One add-on pack is released for MW3: 1999's Pirate's Moon.
Based on the original Mechwarrior 3, Mechwarrior 4 is developed by FASA Interactive, now as a division of Microsoft. The team, however, consists of the same group that had programmed the Battletech Tesla pods, and in fact, initially bases MW4 on libraries from the MUNGA engine that the pods use (Wagner, 2000).
Despite ruffling the feathers of a few older fans, the results are successful, as Mechwarrior 4: Vengeance sees several add-ons, including Mechwarrior 4: Mercenaries (2002), the Inner Sphere and Clan Mech Packs (2002), and MW4: The Black Knight (2001).
Just as VWEG's Battletech influenced the Mechwarrior series, the same is done in return. The Mechwarrior 4 engine is converted for use in the latest Tesla pods under the name Battletech: Firestorm.
Though Mechwarrior 5 is initially announced, it is officially cancelled shortly thereafter in 2003. At this point, Microsoft chooses not to pursue any further Mechwarrior games, instead shifting their focus to X-Box development.
In 2007 new venture Smith & Tinker, founded by original FASA and Battletech creator Jordan Weisman, purchases the rights to the Battletech Universe.
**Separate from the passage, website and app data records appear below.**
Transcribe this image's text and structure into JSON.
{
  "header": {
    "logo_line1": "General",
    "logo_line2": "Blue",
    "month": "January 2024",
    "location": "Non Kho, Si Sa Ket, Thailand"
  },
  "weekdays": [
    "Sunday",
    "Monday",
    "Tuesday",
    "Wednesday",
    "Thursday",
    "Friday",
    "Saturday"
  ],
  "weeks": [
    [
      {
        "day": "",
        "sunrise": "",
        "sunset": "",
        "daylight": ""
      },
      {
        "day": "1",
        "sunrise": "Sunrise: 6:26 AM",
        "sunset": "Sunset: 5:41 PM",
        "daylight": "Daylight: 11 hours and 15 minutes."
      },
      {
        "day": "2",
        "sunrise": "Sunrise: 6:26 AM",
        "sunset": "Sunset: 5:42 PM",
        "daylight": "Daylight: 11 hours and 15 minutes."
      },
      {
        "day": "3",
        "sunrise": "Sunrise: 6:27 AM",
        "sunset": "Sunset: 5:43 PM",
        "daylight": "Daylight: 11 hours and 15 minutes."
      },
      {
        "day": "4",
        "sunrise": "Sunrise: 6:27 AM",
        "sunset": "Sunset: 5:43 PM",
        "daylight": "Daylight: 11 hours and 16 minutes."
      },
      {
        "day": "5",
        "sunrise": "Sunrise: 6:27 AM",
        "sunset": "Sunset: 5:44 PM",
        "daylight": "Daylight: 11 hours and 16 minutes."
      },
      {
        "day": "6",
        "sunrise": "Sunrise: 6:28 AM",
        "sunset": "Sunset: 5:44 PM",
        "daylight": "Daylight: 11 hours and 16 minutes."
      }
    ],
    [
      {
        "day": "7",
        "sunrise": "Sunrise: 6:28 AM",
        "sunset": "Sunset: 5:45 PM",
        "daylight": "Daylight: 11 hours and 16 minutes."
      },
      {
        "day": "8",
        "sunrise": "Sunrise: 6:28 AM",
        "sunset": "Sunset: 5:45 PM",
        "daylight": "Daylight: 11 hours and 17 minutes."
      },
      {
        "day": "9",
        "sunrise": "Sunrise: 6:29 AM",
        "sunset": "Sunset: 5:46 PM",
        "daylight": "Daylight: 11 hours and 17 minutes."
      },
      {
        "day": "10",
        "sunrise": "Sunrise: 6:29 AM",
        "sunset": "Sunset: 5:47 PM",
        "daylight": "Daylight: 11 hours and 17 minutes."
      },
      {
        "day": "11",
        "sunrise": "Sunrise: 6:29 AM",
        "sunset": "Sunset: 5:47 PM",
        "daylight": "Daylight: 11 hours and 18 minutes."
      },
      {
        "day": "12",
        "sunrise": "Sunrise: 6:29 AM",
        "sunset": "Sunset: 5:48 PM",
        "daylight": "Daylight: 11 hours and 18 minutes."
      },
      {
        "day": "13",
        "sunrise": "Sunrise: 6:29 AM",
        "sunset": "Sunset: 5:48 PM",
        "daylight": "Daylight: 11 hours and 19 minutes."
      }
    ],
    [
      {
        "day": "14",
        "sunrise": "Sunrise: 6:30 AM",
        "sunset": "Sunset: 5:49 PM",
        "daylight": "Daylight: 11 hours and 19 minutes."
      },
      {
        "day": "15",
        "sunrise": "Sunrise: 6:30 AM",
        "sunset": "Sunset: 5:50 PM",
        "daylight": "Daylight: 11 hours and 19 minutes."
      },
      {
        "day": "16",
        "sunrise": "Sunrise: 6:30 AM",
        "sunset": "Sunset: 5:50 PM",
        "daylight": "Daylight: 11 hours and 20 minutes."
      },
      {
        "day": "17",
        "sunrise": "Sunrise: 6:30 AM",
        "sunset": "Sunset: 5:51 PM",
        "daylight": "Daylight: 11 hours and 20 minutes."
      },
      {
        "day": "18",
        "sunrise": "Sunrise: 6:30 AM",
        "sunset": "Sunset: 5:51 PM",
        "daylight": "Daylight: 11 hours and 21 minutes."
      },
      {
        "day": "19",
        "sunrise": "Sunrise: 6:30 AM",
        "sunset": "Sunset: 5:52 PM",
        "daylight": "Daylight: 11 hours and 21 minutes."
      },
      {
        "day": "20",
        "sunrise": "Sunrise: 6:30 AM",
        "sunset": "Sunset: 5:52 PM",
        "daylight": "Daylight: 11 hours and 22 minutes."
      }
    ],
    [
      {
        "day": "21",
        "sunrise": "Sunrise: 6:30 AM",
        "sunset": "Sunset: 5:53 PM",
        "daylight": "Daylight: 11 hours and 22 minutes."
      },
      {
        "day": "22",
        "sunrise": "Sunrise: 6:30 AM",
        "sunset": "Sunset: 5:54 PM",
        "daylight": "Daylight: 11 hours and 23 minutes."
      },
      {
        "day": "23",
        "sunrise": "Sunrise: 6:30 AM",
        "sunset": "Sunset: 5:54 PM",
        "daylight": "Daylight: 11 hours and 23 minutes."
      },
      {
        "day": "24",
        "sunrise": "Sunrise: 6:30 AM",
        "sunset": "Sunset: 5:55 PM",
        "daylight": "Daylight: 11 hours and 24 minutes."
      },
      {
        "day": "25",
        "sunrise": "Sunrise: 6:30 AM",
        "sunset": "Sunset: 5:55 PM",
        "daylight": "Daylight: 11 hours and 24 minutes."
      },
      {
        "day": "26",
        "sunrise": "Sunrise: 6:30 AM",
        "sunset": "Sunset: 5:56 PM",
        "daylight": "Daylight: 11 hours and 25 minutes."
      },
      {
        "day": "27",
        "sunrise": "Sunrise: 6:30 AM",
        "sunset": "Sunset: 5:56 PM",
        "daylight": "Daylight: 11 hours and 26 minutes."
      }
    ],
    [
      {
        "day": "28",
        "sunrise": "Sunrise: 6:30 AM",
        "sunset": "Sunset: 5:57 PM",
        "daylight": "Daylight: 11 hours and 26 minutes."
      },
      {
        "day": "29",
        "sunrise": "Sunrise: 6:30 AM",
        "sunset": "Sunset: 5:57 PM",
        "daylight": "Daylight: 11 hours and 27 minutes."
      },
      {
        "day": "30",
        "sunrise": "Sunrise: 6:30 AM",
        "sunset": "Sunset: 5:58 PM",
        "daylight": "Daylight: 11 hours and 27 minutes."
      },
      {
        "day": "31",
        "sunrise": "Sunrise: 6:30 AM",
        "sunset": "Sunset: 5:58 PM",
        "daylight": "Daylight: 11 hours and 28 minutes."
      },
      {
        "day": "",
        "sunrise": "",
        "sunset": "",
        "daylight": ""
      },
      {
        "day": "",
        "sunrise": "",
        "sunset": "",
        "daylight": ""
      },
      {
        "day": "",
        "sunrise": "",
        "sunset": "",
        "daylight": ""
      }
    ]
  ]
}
2007 also sees the demise of FASA Interactive. While many of its personnel move to other positions within Microsoft's games division, the brand is relieved of its duties with only a few positions remaining to provide tech support for past games.
July of 2009 sees Smith & Tinker's use of the Battletech license come to fruition. Indeed, it is a new Mechwarrior game. Rather than a sequel to the exisisting storyline, this Piranha Games developed title is a reboot of the series, taking place in YEAR, before the arrival of Wolf's Dragoons.